■ Prompt
Gather all lines in the entries that include the word "ÚNICA".

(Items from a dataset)
··········

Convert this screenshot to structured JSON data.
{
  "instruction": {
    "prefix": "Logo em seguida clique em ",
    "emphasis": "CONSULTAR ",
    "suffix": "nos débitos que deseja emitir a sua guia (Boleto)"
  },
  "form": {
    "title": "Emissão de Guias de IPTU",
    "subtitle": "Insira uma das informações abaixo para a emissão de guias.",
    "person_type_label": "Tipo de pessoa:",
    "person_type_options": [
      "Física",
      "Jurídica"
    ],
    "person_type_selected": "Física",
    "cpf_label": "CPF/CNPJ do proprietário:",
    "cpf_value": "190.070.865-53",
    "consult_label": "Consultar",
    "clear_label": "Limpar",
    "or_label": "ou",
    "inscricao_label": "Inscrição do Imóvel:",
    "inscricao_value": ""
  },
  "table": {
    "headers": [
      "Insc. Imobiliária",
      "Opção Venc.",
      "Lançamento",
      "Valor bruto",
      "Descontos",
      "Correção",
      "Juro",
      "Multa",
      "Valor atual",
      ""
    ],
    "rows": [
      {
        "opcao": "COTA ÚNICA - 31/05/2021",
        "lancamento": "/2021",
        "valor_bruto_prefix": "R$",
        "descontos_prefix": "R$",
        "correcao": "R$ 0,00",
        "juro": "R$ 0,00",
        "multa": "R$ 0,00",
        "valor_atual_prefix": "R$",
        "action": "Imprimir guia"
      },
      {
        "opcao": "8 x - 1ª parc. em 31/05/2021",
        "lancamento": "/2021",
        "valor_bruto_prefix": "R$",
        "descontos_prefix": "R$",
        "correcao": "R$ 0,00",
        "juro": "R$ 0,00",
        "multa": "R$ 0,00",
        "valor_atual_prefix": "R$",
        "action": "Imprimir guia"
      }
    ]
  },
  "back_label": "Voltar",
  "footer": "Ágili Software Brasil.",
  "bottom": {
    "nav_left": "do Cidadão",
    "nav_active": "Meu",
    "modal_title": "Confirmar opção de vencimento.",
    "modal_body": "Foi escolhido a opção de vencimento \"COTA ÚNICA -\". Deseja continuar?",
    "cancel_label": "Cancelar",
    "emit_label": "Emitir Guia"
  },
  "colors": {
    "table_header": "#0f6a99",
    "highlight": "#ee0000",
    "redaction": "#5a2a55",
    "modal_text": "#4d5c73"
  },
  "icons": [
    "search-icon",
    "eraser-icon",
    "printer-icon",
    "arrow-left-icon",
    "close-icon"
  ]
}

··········

■ Task output
        "opcao": "COTA ÚNICA - 31/05/2021",
    "modal_body": "Foi escolhido a opção de vencimento \"COTA ÚNICA -\". Deseja continuar?",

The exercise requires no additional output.